I’ve done it. You’ve done it. It happens all the time.
You’ve done your duty and attended the party you didn’t want to come to. For whatever reason, it was clear that you were just a token invitation. Nobody seems to want to talk with you. The food is terrible. You have to pay for your drinks. The music is loud and bad. The host is all caught up in schmoozing with big shots and hasn’t even acknowledged your presence.
Without a word to anyone, except the person checking coats, you work your way to the door (front or back) and simply walk out. Taking advantage of your freedom you find your way to a nice cocktail lounge and have a wonderful evening surrounded by friendly people who appreciate your presence.
Oh, it’s not always that dramatic. Sometimes it’s just a boring event that doesn’t need you there, and you and your spouse decide that it’s okay to depart. There’s nobody around to thank…the host/hostess has disappeared with friends to some other part of the house. So you just leave.

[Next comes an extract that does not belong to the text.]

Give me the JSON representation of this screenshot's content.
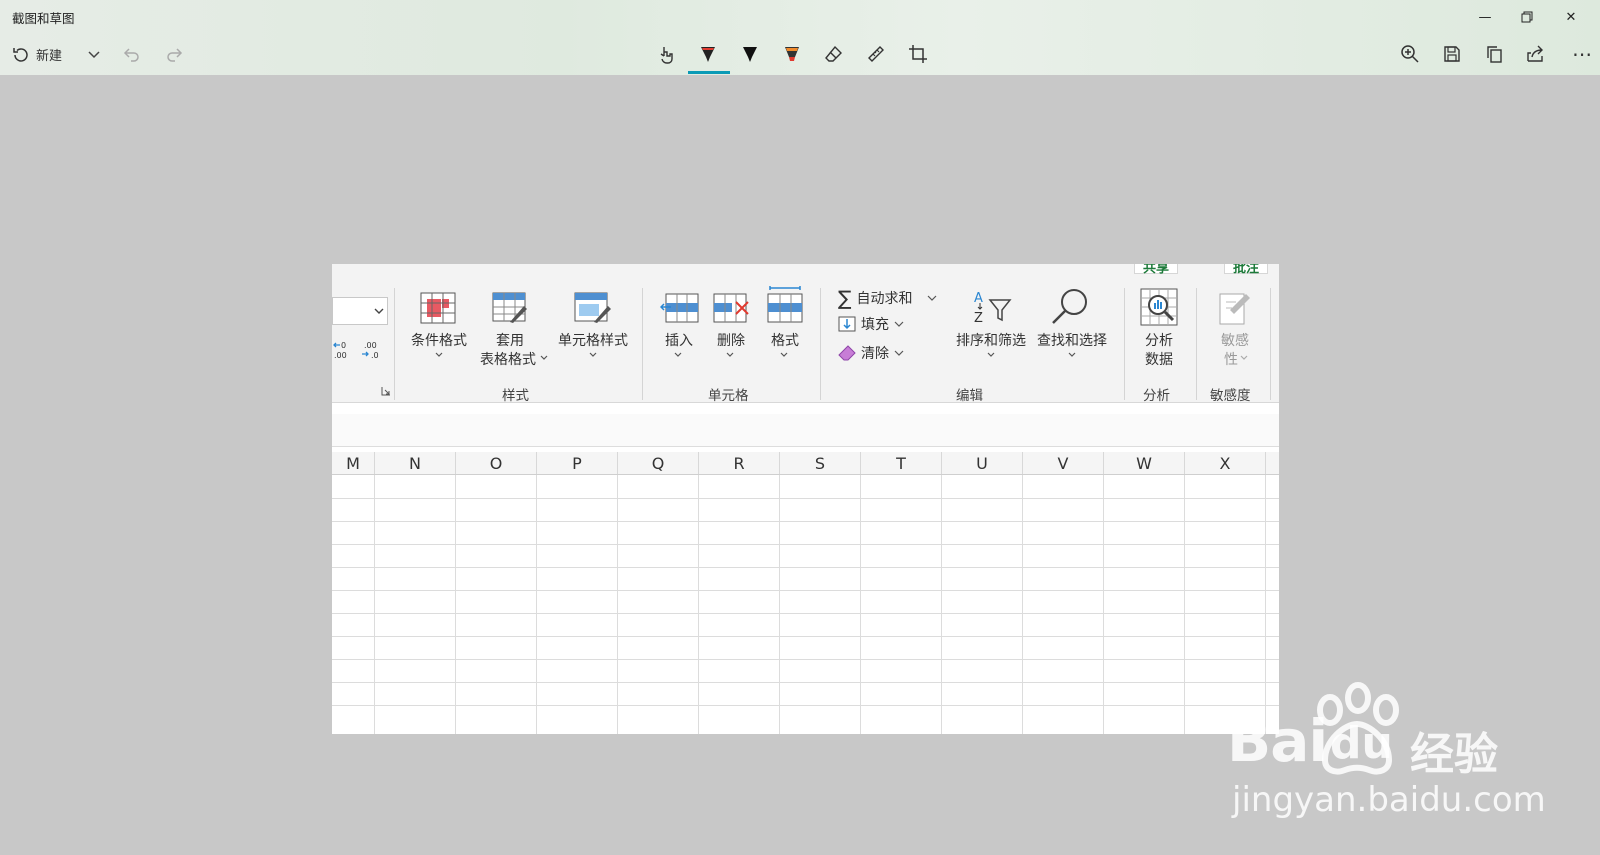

It’s called ghosting, and there’s no need for a lengthy research to discover the meaning of the word. You become a ghost.*
I remember my wife and I being invited to the wedding reception of a couple we knew somewhat. I thought I had played a significant role in their wedding. It was clear from the first moment that they couldn’t figure out why we were there. Somebody had screwed up and invited us! They even said so…in so many words. We didn’t even have a drink. We worked our way to the other side of the room and disappeared. I’m sure we weren’t missed. We went to a nearby restaurant to have lunch and discovered another couple who had done the same thing! We reveled in our ghosting.
The significance of ghosting is that everybody is a winner. The hosts haven’t missed you. You are glad to be free. There’s nothing worse than hanging around a function where you don’t want to be. Just do it. Ghost!
Photo Credit: Mark M. Miller
*When I was in High School I had an English teacher, Miss Dolan, who would create a ghost at the drop of the hat. If you hadn’t done your homework, weren’t paying attention, or something else that “broke the rules” she put you in a seat at the back of the room. You had to be present; you had to do the work everyone else was doing; but you were invisible. You wouldn’t be called upon; you weren’t acknowledged. It was a very effective punishment. Another form of ghosting, but it wasn’t your idea…it was hers.